Task to carry out
Each entry that appears below should be restated word for word.

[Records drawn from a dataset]
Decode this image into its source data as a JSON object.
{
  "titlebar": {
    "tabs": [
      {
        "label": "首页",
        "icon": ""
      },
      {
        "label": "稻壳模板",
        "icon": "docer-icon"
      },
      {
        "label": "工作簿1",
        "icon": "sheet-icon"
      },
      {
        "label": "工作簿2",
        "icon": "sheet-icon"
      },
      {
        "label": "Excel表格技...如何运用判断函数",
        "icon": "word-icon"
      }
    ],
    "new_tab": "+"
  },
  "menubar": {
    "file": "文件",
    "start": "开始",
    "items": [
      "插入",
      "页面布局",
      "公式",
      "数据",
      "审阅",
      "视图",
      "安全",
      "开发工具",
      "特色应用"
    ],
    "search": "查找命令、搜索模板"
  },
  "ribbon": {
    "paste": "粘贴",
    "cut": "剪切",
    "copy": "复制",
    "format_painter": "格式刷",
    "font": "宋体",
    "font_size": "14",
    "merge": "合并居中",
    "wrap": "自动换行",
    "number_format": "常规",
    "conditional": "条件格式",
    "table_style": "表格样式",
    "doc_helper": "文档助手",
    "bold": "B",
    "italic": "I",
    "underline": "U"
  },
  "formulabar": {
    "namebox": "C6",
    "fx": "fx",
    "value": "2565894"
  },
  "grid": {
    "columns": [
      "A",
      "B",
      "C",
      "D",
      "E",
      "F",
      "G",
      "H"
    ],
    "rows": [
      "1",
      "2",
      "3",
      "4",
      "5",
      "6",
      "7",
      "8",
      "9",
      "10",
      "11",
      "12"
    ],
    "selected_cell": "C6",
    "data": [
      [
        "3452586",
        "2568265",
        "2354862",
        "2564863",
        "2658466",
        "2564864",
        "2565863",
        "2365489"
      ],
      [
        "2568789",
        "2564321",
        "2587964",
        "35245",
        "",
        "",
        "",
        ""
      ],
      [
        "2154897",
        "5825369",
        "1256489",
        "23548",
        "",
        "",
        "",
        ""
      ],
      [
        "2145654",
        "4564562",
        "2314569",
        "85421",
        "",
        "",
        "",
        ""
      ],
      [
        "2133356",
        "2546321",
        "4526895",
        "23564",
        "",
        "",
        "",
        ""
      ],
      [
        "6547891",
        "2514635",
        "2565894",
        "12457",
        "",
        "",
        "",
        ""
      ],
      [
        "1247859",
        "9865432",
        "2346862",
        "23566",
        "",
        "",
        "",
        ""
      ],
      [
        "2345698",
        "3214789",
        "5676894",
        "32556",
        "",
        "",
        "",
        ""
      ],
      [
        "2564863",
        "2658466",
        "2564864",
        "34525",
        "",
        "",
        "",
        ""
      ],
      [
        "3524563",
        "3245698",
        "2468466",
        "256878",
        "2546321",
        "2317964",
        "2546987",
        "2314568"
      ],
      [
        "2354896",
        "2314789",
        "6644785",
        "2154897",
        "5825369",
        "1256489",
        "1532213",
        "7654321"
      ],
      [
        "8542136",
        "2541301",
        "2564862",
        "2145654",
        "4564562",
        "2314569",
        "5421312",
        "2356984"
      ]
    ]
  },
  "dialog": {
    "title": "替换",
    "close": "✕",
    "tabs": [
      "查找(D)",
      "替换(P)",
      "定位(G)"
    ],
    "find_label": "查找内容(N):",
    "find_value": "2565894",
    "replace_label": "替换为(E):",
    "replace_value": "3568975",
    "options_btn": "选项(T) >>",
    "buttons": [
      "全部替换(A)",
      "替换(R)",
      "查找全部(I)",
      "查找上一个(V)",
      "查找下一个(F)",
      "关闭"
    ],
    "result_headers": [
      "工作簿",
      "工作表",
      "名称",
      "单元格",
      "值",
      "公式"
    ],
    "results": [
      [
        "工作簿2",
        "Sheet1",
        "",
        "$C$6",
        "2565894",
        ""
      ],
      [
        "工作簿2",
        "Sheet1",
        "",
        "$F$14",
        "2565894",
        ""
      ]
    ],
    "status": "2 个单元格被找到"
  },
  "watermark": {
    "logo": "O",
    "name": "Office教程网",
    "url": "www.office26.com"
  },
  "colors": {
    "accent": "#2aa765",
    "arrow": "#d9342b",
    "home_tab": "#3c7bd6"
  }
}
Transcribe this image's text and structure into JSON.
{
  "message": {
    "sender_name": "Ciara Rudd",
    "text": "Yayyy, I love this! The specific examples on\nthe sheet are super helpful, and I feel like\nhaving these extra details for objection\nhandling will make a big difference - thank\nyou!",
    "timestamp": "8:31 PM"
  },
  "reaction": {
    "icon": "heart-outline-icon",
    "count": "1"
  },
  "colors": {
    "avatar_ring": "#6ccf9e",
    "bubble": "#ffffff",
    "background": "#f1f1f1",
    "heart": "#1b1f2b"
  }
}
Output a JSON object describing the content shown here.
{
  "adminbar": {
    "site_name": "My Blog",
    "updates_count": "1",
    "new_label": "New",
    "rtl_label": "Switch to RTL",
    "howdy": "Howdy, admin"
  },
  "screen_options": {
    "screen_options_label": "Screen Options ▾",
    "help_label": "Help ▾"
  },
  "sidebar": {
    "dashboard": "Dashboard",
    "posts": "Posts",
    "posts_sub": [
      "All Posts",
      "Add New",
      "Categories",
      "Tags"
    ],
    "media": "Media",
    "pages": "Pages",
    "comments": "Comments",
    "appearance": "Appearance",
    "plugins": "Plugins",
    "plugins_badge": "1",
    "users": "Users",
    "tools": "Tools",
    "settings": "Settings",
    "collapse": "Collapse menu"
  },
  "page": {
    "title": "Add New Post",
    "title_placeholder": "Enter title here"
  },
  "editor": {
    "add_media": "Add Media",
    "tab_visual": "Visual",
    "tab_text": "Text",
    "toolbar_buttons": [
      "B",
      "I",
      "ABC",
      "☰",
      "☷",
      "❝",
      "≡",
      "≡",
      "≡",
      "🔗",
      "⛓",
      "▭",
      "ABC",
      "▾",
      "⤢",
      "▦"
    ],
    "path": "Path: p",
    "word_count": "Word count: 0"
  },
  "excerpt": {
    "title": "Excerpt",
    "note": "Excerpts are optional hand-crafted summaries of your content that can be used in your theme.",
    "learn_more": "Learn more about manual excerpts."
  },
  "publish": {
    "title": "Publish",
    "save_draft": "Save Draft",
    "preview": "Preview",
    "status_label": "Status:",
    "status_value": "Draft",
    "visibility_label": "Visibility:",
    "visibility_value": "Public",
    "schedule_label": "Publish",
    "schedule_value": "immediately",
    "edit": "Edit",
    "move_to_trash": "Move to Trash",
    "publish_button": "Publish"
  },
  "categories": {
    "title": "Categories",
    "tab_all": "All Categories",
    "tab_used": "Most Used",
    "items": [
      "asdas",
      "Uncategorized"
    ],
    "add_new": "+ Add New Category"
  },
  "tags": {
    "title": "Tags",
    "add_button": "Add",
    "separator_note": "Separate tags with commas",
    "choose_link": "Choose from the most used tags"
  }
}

Response to this exercise
Decode this image into its source data as a JSON object.
{
  "titlebar": {
    "tabs": [
      {
        "label": "首页",
        "icon": ""
      },
      {
        "label": "稻壳模板",
        "icon": "docer-icon"
      },
      {
        "label": "工作簿1",
        "icon": "sheet-icon"
      },
      {
        "label": "工作簿2",
        "icon": "sheet-icon"
      },
      {
        "label": "Excel表格技...如何运用判断函数",
        "icon": "word-icon"
      }
    ],
    "new_tab": "+"
  },
  "menubar": {
    "file": "文件",
    "start": "开始",
    "items": [
      "插入",
      "页面布局",
      "公式",
      "数据",
      "审阅",
      "视图",
      "安全",
      "开发工具",
      "特色应用"
    ],
    "search": "查找命令、搜索模板"
  },
  "ribbon": {
    "paste": "粘贴",
    "cut": "剪切",
    "copy": "复制",
    "format_painter": "格式刷",
    "font": "宋体",
    "font_size": "14",
    "merge": "合并居中",
    "wrap": "自动换行",
    "number_format": "常规",
    "conditional": "条件格式",
    "table_style": "表格样式",
    "doc_helper": "文档助手",
    "bold": "B",
    "italic": "I",
    "underline": "U"
  },
  "formulabar": {
    "namebox": "C6",
    "fx": "fx",
    "value": "2565894"
  },
  "grid": {
    "columns": [
      "A",
      "B",
      "C",
      "D",
      "E",
      "F",
      "G",
      "H"
    ],
    "rows": [
      "1",
      "2",
      "3",
      "4",
      "5",
      "6",
      "7",
      "8",
      "9",
      "10",
      "11",
      "12"
    ],
    "selected_cell": "C6",
    "data": [
      [
        "3452586",
        "2568265",
        "2354862",
        "2564863",
        "2658466",
        "2564864",
        "2565863",
        "2365489"
      ],
      [
        "2568789",
        "2564321",
        "2587964",
        "35245",
        "",
        "",
        "",
        ""
      ],
      [
        "2154897",
        "5825369",
        "1256489",
        "23548",
        "",
        "",
        "",
        ""
      ],
      [
        "2145654",
        "4564562",
        "2314569",
        "85421",
        "",
        "",
        "",
        ""
      ],
      [
        "2133356",
        "2546321",
        "4526895",
        "23564",
        "",
        "",
        "",
        ""
      ],
      [
        "6547891",
        "2514635",
        "2565894",
        "12457",
        "",
        "",
        "",
        ""
      ],
      [
        "1247859",
        "9865432",
        "2346862",
        "23566",
        "",
        "",
        "",
        ""
      ],
      [
        "2345698",
        "3214789",
        "5676894",
        "32556",
        "",
        "",
        "",
        ""
      ],
      [
        "2564863",
        "2658466",
        "2564864",
        "34525",
        "",
        "",
        "",
        ""
      ],
      [
        "3524563",
        "3245698",
        "2468466",
        "256878",
        "2546321",
        "2317964",
        "2546987",
        "2314568"
      ],
      [
        "2354896",
        "2314789",
        "6644785",
        "2154897",
        "5825369",
        "1256489",
        "1532213",
        "7654321"
      ],
      [
        "8542136",
        "2541301",
        "2564862",
        "2145654",
        "4564562",
        "2314569",
        "5421312",
        "2356984"
      ]
    ]
  },
  "dialog": {
    "title": "替换",
    "close": "✕",
    "tabs": [
      "查找(D)",
      "替换(P)",
      "定位(G)"
    ],
    "find_label": "查找内容(N):",
    "find_value": "2565894",
    "replace_label": "替换为(E):",
    "replace_value": "3568975",
    "options_btn": "选项(T) >>",
    "buttons": [
      "全部替换(A)",
      "替换(R)",
      "查找全部(I)",
      "查找上一个(V)",
      "查找下一个(F)",
      "关闭"
    ],
    "result_headers": [
      "工作簿",
      "工作表",
      "名称",
      "单元格",
      "值",
      "公式"
    ],
    "results": [
      [
        "工作簿2",
        "Sheet1",
        "",
        "$C$6",
        "2565894",
        ""
      ],
      [
        "工作簿2",
        "Sheet1",
        "",
        "$F$14",
        "2565894",
        ""
      ]
    ],
    "status": "2 个单元格被找到"
  },
  "watermark": {
    "logo": "O",
    "name": "Office教程网",
    "url": "www.office26.com"
  },
  "colors": {
    "accent": "#2aa765",
    "arrow": "#d9342b",
    "home_tab": "#3c7bd6"
  }
}
Transcribe this image's text and structure into JSON.
{
  "message": {
    "sender_name": "Ciara Rudd",
    "text": "Yayyy, I love this! The specific examples on\nthe sheet are super helpful, and I feel like\nhaving these extra details for objection\nhandling will make a big difference - thank\nyou!",
    "timestamp": "8:31 PM"
  },
  "reaction": {
    "icon": "heart-outline-icon",
    "count": "1"
  },
  "colors": {
    "avatar_ring": "#6ccf9e",
    "bubble": "#ffffff",
    "background": "#f1f1f1",
    "heart": "#1b1f2b"
  }
}
Output a JSON object describing the content shown here.
{
  "adminbar": {
    "site_name": "My Blog",
    "updates_count": "1",
    "new_label": "New",
    "rtl_label": "Switch to RTL",
    "howdy": "Howdy, admin"
  },
  "screen_options": {
    "screen_options_label": "Screen Options ▾",
    "help_label": "Help ▾"
  },
  "sidebar": {
    "dashboard": "Dashboard",
    "posts": "Posts",
    "posts_sub": [
      "All Posts",
      "Add New",
      "Categories",
      "Tags"
    ],
    "media": "Media",
    "pages": "Pages",
    "comments": "Comments",
    "appearance": "Appearance",
    "plugins": "Plugins",
    "plugins_badge": "1",
    "users": "Users",
    "tools": "Tools",
    "settings": "Settings",
    "collapse": "Collapse menu"
  },
  "page": {
    "title": "Add New Post",
    "title_placeholder": "Enter title here"
  },
  "editor": {
    "add_media": "Add Media",
    "tab_visual": "Visual",
    "tab_text": "Text",
    "toolbar_buttons": [
      "B",
      "I",
      "ABC",
      "☰",
      "☷",
      "❝",
      "≡",
      "≡",
      "≡",
      "🔗",
      "⛓",
      "▭",
      "ABC",
      "▾",
      "⤢",
      "▦"
    ],
    "path": "Path: p",
    "word_count": "Word count: 0"
  },
  "excerpt": {
    "title": "Excerpt",
    "note": "Excerpts are optional hand-crafted summaries of your content that can be used in your theme.",
    "learn_more": "Learn more about manual excerpts."
  },
  "publish": {
    "title": "Publish",
    "save_draft": "Save Draft",
    "preview": "Preview",
    "status_label": "Status:",
    "status_value": "Draft",
    "visibility_label": "Visibility:",
    "visibility_value": "Public",
    "schedule_label": "Publish",
    "schedule_value": "immediately",
    "edit": "Edit",
    "move_to_trash": "Move to Trash",
    "publish_button": "Publish"
  },
  "categories": {
    "title": "Categories",
    "tab_all": "All Categories",
    "tab_used": "Most Used",
    "items": [
      "asdas",
      "Uncategorized"
    ],
    "add_new": "+ Add New Category"
  },
  "tags": {
    "title": "Tags",
    "add_button": "Add",
    "separator_note": "Separate tags with commas",
    "choose_link": "Choose from the most used tags"
  }
}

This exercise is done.